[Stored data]

________

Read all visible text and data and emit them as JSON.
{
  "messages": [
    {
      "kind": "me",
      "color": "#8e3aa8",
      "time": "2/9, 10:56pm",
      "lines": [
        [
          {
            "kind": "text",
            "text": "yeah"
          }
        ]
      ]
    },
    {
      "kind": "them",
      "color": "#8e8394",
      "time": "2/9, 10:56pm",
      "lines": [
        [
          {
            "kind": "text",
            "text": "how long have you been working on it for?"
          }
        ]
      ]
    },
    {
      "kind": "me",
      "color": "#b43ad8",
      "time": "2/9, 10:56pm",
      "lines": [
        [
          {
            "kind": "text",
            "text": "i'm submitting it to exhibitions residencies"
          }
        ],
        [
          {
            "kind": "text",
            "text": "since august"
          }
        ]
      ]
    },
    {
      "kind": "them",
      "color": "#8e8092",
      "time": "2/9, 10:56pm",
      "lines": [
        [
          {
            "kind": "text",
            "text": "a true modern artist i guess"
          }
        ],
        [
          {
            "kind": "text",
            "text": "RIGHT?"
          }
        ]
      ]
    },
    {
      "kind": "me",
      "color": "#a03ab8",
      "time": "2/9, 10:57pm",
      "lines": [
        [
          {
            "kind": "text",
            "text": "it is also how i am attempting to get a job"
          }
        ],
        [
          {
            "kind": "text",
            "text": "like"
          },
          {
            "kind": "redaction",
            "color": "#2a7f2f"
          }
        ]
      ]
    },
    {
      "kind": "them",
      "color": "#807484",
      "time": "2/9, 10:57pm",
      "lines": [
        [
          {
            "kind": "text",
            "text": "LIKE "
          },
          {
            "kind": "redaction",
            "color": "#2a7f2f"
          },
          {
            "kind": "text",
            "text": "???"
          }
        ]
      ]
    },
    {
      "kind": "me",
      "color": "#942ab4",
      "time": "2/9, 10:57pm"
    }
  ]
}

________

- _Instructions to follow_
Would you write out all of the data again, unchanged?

- _Result of the exercise_
Read all visible text and data and emit them as JSON.
{
  "messages": [
    {
      "kind": "me",
      "color": "#8e3aa8",
      "time": "2/9, 10:56pm",
      "lines": [
        [
          {
            "kind": "text",
            "text": "yeah"
          }
        ]
      ]
    },
    {
      "kind": "them",
      "color": "#8e8394",
      "time": "2/9, 10:56pm",
      "lines": [
        [
          {
            "kind": "text",
            "text": "how long have you been working on it for?"
          }
        ]
      ]
    },
    {
      "kind": "me",
      "color": "#b43ad8",
      "time": "2/9, 10:56pm",
      "lines": [
        [
          {
            "kind": "text",
            "text": "i'm submitting it to exhibitions residencies"
          }
        ],
        [
          {
            "kind": "text",
            "text": "since august"
          }
        ]
      ]
    },
    {
      "kind": "them",
      "color": "#8e8092",
      "time": "2/9, 10:56pm",
      "lines": [
        [
          {
            "kind": "text",
            "text": "a true modern artist i guess"
          }
        ],
        [
          {
            "kind": "text",
            "text": "RIGHT?"
          }
        ]
      ]
    },
    {
      "kind": "me",
      "color": "#a03ab8",
      "time": "2/9, 10:57pm",
      "lines": [
        [
          {
            "kind": "text",
            "text": "it is also how i am attempting to get a job"
          }
        ],
        [
          {
            "kind": "text",
            "text": "like"
          },
          {
            "kind": "redaction",
            "color": "#2a7f2f"
          }
        ]
      ]
    },
    {
      "kind": "them",
      "color": "#807484",
      "time": "2/9, 10:57pm",
      "lines": [
        [
          {
            "kind": "text",
            "text": "LIKE "
          },
          {
            "kind": "redaction",
            "color": "#2a7f2f"
          },
          {
            "kind": "text",
            "text": "???"
          }
        ]
      ]
    },
    {
      "kind": "me",
      "color": "#942ab4",
      "time": "2/9, 10:57pm"
    }
  ]
}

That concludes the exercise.